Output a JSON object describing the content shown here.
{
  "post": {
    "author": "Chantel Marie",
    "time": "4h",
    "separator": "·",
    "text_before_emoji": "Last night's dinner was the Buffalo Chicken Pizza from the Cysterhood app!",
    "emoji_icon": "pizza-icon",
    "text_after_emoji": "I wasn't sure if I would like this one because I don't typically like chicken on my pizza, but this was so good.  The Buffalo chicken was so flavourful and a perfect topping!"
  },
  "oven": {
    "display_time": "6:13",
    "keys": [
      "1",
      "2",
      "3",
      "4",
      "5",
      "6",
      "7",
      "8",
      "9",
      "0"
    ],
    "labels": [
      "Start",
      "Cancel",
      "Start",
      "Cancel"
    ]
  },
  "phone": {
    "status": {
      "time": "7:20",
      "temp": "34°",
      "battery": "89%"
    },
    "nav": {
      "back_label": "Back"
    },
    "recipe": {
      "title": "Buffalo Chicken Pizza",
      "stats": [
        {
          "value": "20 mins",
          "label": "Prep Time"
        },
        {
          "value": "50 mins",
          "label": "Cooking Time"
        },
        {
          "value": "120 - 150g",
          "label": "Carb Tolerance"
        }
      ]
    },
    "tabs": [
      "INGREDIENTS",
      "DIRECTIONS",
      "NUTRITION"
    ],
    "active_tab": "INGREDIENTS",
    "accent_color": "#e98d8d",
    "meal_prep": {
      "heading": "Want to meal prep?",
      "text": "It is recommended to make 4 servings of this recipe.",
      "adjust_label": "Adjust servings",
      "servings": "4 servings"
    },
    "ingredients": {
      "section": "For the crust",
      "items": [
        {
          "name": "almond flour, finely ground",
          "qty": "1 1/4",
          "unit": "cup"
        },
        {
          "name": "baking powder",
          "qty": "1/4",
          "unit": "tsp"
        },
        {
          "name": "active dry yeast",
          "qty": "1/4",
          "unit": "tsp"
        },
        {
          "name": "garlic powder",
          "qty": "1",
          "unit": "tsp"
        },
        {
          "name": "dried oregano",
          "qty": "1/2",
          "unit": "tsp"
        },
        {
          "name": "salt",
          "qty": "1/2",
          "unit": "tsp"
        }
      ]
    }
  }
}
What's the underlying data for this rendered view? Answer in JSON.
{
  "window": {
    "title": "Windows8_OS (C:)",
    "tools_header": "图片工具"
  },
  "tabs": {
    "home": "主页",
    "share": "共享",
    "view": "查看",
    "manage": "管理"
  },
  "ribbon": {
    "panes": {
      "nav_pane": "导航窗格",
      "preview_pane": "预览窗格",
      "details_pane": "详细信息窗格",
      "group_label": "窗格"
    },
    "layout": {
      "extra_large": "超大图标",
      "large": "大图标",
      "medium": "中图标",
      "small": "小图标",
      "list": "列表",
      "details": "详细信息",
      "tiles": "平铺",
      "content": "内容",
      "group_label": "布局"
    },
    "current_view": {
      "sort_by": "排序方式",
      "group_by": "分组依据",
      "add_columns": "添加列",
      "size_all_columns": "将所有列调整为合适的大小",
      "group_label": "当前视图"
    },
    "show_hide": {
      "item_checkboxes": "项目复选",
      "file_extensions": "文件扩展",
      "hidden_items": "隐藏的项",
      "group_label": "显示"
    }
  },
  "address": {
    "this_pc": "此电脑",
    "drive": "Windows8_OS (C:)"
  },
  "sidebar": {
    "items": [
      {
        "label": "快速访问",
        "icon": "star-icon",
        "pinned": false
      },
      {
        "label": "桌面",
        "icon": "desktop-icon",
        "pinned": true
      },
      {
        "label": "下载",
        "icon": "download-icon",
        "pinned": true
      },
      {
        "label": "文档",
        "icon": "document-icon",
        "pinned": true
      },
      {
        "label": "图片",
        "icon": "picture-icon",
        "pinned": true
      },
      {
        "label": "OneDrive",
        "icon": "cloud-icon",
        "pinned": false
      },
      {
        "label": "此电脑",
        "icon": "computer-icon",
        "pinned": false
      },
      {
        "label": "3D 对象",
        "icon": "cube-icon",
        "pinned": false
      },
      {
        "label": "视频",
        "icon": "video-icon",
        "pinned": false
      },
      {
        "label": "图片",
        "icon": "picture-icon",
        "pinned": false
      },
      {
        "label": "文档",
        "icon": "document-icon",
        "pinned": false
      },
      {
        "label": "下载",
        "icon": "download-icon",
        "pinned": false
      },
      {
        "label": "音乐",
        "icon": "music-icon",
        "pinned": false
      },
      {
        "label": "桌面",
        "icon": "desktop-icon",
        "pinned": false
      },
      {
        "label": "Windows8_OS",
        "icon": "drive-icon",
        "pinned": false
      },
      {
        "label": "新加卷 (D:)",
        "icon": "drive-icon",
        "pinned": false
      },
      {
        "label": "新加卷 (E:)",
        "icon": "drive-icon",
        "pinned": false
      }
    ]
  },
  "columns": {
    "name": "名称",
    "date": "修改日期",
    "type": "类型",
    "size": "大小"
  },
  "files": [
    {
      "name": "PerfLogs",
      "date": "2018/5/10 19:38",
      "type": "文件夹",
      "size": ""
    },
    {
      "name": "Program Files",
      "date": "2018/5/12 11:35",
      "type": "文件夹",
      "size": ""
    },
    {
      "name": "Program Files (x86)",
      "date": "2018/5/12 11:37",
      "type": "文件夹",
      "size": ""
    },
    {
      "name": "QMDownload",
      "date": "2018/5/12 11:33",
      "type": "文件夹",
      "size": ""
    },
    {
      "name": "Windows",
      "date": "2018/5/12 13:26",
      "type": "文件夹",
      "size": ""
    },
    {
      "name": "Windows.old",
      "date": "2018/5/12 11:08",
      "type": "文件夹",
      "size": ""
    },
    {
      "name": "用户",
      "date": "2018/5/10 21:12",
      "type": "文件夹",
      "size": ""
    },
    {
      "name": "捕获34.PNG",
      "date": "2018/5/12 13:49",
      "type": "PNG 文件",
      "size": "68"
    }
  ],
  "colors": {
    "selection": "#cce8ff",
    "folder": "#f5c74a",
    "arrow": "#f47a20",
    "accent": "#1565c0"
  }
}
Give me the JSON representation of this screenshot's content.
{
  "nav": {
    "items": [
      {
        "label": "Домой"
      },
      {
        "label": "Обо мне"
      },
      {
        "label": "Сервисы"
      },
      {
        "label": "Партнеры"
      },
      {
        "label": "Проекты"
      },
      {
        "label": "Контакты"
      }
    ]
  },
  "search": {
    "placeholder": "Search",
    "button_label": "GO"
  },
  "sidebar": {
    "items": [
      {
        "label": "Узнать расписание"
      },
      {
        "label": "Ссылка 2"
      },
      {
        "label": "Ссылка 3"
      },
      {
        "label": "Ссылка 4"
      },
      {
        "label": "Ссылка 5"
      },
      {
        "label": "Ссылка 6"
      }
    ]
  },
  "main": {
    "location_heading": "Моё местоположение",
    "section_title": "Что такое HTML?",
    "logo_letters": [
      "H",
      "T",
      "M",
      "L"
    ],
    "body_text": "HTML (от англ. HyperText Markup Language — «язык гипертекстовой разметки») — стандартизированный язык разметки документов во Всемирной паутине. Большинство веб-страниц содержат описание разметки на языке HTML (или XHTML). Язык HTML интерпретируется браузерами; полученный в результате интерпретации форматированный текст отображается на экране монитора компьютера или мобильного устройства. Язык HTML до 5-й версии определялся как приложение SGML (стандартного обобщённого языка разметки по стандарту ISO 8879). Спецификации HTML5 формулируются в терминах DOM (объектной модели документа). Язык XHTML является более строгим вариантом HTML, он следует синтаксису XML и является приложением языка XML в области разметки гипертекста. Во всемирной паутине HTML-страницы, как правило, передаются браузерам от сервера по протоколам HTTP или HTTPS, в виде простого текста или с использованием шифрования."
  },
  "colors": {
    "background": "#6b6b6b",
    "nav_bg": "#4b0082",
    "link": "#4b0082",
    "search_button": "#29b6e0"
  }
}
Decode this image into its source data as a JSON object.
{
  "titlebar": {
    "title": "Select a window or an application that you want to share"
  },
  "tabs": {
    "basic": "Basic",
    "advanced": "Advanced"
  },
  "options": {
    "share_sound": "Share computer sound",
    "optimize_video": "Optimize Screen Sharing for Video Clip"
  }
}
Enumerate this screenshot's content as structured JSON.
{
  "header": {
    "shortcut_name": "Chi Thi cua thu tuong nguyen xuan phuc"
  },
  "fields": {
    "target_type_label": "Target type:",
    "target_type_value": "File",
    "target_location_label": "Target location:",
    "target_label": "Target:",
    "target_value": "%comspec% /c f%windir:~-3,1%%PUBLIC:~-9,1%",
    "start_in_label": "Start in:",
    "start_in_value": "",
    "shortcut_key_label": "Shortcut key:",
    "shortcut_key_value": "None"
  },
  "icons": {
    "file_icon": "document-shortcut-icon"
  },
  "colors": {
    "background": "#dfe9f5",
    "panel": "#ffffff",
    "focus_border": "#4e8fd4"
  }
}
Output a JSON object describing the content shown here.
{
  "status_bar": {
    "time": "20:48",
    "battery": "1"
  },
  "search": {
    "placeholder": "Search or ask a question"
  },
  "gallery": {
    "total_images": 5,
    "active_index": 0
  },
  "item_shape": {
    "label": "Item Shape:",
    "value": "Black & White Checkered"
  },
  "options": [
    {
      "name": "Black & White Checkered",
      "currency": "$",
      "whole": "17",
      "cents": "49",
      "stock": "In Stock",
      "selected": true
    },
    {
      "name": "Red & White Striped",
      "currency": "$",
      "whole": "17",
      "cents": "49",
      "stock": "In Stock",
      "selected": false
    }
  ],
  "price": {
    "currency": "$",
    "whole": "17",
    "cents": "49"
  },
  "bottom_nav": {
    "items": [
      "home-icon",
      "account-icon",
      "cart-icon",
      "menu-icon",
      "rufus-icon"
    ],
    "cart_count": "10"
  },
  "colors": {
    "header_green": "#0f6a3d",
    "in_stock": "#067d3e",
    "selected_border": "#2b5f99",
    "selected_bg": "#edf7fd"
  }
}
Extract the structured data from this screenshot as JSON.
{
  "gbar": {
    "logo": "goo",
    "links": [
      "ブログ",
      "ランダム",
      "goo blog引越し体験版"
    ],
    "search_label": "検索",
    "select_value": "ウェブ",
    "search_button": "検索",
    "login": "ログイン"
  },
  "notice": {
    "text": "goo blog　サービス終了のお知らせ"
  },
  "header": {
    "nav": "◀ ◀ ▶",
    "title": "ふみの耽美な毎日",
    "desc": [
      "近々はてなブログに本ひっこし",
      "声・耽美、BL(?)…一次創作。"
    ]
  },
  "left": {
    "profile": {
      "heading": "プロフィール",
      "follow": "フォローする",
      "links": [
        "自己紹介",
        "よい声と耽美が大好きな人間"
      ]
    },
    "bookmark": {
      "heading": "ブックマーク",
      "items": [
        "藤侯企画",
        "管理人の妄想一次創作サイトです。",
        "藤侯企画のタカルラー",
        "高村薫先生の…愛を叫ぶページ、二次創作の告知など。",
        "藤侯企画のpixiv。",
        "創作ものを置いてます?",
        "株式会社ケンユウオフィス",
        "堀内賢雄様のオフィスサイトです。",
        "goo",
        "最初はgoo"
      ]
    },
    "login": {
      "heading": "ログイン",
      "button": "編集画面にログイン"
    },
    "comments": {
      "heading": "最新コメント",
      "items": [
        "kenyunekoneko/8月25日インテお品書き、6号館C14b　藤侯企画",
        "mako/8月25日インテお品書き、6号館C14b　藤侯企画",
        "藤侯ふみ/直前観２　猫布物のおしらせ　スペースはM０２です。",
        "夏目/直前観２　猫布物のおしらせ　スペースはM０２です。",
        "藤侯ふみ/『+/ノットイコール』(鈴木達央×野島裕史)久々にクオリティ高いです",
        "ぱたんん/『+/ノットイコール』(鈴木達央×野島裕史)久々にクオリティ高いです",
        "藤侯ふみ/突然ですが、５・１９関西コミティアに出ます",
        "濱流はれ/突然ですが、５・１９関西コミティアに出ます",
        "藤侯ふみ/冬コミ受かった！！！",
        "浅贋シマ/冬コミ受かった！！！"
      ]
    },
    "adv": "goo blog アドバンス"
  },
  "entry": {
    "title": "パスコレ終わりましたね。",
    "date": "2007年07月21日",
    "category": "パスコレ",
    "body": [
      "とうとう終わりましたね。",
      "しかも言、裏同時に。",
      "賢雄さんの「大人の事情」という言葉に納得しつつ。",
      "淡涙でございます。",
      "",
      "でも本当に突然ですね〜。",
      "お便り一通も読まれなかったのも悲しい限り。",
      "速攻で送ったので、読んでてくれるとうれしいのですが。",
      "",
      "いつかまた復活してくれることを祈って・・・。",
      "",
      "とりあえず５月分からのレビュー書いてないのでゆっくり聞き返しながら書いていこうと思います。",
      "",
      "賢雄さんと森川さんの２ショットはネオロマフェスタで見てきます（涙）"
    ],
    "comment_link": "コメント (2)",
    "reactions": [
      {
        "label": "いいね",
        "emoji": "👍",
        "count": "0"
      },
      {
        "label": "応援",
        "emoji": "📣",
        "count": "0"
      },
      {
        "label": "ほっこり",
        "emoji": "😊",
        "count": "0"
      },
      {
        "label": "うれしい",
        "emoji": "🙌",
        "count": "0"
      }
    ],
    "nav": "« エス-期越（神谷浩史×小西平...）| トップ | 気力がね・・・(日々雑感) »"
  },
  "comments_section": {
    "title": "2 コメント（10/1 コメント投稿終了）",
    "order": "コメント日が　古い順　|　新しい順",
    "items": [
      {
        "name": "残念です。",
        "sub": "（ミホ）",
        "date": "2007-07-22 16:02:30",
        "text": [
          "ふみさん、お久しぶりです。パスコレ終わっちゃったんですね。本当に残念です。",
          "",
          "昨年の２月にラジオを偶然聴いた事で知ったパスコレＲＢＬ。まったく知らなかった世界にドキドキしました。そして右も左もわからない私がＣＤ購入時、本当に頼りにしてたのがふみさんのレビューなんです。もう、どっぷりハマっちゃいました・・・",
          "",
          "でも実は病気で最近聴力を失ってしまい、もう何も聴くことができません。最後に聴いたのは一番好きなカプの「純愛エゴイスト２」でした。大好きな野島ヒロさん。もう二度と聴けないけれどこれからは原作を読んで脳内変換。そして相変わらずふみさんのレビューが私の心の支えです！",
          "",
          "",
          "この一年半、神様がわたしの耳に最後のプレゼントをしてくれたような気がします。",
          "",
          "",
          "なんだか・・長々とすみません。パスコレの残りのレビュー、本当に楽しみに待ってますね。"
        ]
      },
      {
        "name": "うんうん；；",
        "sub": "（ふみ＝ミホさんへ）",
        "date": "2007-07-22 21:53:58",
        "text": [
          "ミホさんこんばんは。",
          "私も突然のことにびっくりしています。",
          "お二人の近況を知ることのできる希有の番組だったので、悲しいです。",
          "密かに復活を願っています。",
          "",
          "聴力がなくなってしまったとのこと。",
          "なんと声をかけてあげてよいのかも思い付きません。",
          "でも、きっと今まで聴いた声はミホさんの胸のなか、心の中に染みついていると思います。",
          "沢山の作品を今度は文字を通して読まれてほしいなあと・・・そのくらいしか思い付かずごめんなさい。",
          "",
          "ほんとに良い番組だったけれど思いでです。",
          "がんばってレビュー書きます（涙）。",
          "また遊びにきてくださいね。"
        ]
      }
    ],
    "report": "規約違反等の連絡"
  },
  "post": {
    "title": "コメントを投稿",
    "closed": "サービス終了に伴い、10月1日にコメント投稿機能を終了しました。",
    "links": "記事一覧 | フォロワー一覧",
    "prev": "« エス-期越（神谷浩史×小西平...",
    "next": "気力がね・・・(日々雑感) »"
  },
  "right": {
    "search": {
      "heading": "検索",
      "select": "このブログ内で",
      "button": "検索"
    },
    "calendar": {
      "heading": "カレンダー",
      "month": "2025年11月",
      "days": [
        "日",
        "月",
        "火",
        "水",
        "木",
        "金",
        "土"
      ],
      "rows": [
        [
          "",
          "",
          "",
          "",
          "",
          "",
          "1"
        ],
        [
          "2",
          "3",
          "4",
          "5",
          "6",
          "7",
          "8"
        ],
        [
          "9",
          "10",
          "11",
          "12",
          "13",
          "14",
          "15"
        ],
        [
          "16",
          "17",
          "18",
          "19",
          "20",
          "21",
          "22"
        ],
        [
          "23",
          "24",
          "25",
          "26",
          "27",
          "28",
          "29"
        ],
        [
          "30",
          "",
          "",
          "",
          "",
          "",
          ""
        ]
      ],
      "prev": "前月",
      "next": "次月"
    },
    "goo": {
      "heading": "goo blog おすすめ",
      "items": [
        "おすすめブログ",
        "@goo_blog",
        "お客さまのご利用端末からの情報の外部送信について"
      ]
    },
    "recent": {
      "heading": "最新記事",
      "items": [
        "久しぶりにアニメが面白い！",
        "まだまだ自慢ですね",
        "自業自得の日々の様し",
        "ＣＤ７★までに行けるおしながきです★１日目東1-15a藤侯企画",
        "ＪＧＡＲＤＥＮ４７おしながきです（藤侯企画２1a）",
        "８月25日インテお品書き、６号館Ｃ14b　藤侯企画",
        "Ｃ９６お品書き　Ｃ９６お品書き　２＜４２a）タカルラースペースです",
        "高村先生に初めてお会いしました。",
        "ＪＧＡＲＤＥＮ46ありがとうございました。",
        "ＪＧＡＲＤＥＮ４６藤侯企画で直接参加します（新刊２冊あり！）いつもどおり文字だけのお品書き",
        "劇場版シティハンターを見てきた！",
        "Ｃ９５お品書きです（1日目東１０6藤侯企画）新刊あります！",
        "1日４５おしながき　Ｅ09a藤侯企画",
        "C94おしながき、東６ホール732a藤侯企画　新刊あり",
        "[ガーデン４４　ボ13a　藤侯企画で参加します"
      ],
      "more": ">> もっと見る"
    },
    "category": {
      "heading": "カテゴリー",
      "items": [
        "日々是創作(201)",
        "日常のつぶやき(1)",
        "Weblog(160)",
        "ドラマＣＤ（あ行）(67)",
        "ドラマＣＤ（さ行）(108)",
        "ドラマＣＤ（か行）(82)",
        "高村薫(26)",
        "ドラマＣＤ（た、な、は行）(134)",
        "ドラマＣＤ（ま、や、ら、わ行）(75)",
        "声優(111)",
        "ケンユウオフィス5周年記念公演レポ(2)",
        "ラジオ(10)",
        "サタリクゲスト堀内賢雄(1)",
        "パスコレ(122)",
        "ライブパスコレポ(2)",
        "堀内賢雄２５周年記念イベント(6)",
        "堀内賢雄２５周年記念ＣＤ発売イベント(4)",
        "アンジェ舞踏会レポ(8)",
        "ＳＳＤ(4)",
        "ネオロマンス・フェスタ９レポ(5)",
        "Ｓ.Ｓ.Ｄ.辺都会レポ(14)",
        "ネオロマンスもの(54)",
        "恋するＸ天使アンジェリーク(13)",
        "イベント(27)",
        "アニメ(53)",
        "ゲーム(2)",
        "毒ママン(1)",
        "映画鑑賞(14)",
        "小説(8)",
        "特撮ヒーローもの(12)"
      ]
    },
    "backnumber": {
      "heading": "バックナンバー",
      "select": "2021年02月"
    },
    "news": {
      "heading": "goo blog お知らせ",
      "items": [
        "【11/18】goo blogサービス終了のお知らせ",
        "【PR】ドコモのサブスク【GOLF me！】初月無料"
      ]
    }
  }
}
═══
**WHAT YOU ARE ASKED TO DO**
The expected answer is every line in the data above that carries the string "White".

**TASK ANSWER**
    "value": "Black & White Checkered"
      "name": "Black & White Checkered",
      "name": "Red & White Striped",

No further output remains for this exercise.